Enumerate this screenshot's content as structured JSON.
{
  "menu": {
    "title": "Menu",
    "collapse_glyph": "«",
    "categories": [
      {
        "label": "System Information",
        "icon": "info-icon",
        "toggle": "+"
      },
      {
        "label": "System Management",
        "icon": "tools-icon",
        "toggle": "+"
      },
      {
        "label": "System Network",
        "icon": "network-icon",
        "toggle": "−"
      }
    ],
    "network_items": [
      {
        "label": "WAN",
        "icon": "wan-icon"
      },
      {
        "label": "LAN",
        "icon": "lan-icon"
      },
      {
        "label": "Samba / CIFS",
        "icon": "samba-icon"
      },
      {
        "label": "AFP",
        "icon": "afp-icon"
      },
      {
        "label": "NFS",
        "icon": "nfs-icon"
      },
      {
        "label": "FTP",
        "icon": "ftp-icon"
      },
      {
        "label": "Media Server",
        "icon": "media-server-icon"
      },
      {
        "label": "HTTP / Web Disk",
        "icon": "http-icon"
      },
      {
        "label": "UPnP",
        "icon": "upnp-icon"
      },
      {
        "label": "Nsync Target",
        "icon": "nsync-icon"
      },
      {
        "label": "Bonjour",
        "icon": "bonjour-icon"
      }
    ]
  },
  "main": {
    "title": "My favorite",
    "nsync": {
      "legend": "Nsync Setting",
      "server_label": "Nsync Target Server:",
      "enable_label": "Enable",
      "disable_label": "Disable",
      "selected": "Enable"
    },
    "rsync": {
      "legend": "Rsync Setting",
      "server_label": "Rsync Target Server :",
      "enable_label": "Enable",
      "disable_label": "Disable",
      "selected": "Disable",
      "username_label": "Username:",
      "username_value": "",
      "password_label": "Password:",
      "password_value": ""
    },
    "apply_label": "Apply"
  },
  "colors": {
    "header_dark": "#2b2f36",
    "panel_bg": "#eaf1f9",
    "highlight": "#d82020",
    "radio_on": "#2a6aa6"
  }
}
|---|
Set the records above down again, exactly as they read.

**Written solution:**
Enumerate this screenshot's content as structured JSON.
{
  "menu": {
    "title": "Menu",
    "collapse_glyph": "«",
    "categories": [
      {
        "label": "System Information",
        "icon": "info-icon",
        "toggle": "+"
      },
      {
        "label": "System Management",
        "icon": "tools-icon",
        "toggle": "+"
      },
      {
        "label": "System Network",
        "icon": "network-icon",
        "toggle": "−"
      }
    ],
    "network_items": [
      {
        "label": "WAN",
        "icon": "wan-icon"
      },
      {
        "label": "LAN",
        "icon": "lan-icon"
      },
      {
        "label": "Samba / CIFS",
        "icon": "samba-icon"
      },
      {
        "label": "AFP",
        "icon": "afp-icon"
      },
      {
        "label": "NFS",
        "icon": "nfs-icon"
      },
      {
        "label": "FTP",
        "icon": "ftp-icon"
      },
      {
        "label": "Media Server",
        "icon": "media-server-icon"
      },
      {
        "label": "HTTP / Web Disk",
        "icon": "http-icon"
      },
      {
        "label": "UPnP",
        "icon": "upnp-icon"
      },
      {
        "label": "Nsync Target",
        "icon": "nsync-icon"
      },
      {
        "label": "Bonjour",
        "icon": "bonjour-icon"
      }
    ]
  },
  "main": {
    "title": "My favorite",
    "nsync": {
      "legend": "Nsync Setting",
      "server_label": "Nsync Target Server:",
      "enable_label": "Enable",
      "disable_label": "Disable",
      "selected": "Enable"
    },
    "rsync": {
      "legend": "Rsync Setting",
      "server_label": "Rsync Target Server :",
      "enable_label": "Enable",
      "disable_label": "Disable",
      "selected": "Disable",
      "username_label": "Username:",
      "username_value": "",
      "password_label": "Password:",
      "password_value": ""
    },
    "apply_label": "Apply"
  },
  "colors": {
    "header_dark": "#2b2f36",
    "panel_bg": "#eaf1f9",
    "highlight": "#d82020",
    "radio_on": "#2a6aa6"
  }
}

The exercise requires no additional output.